Path from Command & Control to Agile Leaders
There is no obvious trick to this. See change-management literature. e.g. http://change-management.com/
Powerful Questions to Engage Leadership
- What needs to change now?
- What needs to change in the future?
- What is the most urgent concern you have for the company?
- What are your top three priorities?
- What are we consistently doing that makes us better as a team?
- How do we adapt to change, internal and external?
- What do we have control of that if changed, can increase success?
- What should we stop doing now?
- Are we consistently demonstrating our values? And if so, how?
Discussion that Fosters Servant Leadership
- Help them understand the importance of role they play. Agile teams thrive when their leaders are agile with them.
- Open a dialogue on Servant Leadership. It is likely you are coaching someone who already has some of these important characteristics. This opens a safe common ground for your coaching conversation.
- Values diverse opinions
- Cultivates a culture of trust
- Develops other leaders
- Helps people with life issues
- Sells instead of tells
- Thinks you, not me
- Thinks long-term
- Acts with humility
Techniques to Coach Leaders
- Aspire to become a Trusted Advisor with the leader. A Trusted Advisor manifests some of the following behaviors:
- Is in it for the long term relationship, not short term gain
- Puts client’s interests in front of their own
- Genuinely interested in their clients and their business
- Works really hard to understand the client’s underlying interests not just surface wants. As Steven Covey so succinctly puts it in The Seven Habits of Highly Effective People – “Seek first to understand and then to be understood”.
- Is reliable – does what they say they will do. “I’m not upset that you lied to me, I’m upset that from now on I can’t believe you” (Friedrich Nietzsche)
- Is credible (but doesn’t feel the need to try too hard!)
- Gets up close and personal and connects emotionally
- Is authentic, passionate and enthusiastic “Flaming enthusiasm, backed by horse sense and persistence, is the quality that most frequently makes for success.” (Dale Carnegie)

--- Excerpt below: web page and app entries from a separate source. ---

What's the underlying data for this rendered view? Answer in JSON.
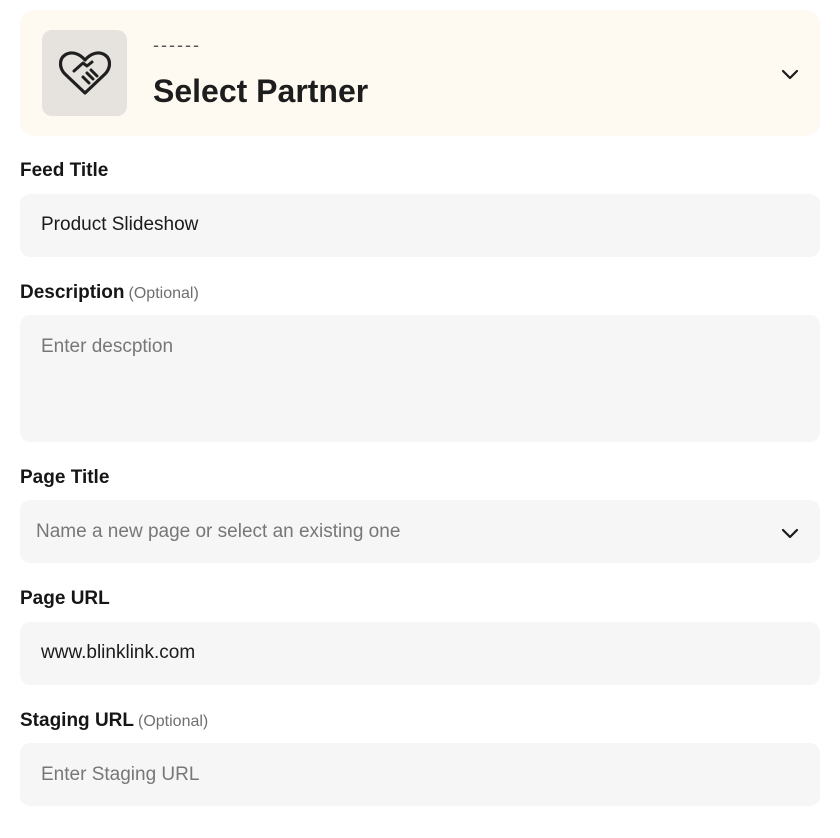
{
  "partner": {
    "dashes": "------",
    "title": "Select Partner",
    "avatar_icon": "handshake-heart-icon",
    "chevron_icon": "chevron-down-icon"
  },
  "fields": {
    "feed_title": {
      "label": "Feed Title",
      "value": "Product Slideshow"
    },
    "description": {
      "label": "Description",
      "optional": "(Optional)",
      "placeholder": "Enter descption"
    },
    "page_title": {
      "label": "Page Title",
      "placeholder": "Name a new page or select an existing one",
      "chevron_icon": "chevron-down-icon"
    },
    "page_url": {
      "label": "Page URL",
      "value": "www.blinklink.com"
    },
    "staging_url": {
      "label": "Staging URL",
      "optional": "(Optional)",
      "placeholder": "Enter Staging URL"
    }
  },
  "colors": {
    "card_background": "#fef9f1",
    "avatar_background": "#e6e3de",
    "input_background": "#f6f6f6",
    "placeholder_text": "#777777"
  }
}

Games/Exercises to Demonstrate Agile Leadership
- Multitasking Name Game: writing names one letter at a time for multiple people, vs one person at a time: Multitasking Name Game | Crisp – Get agile with Crisp
- Ball-Point Game, with leader directing activities vs supporting the teams.
- Backlog with vision vs no vision
- Impediment Removal Escalation Board. (First identify impediments. Then find level that would need to solve them.)
- Delegation Board & Delegation Poker
- 60 Steps exercise to demonstrate self organization vs. Command and Control: AgileConnection | Sixty Steps in the Right Direction
Coaching Leaders to Coach
- “Leader as Coach: Strategies for Coaching and Developing Others” – Mary Dee Hicks
Teams Working with No One Who has Agile Experience
- Provide training, coaches, advisors, references, communities of practice, etc.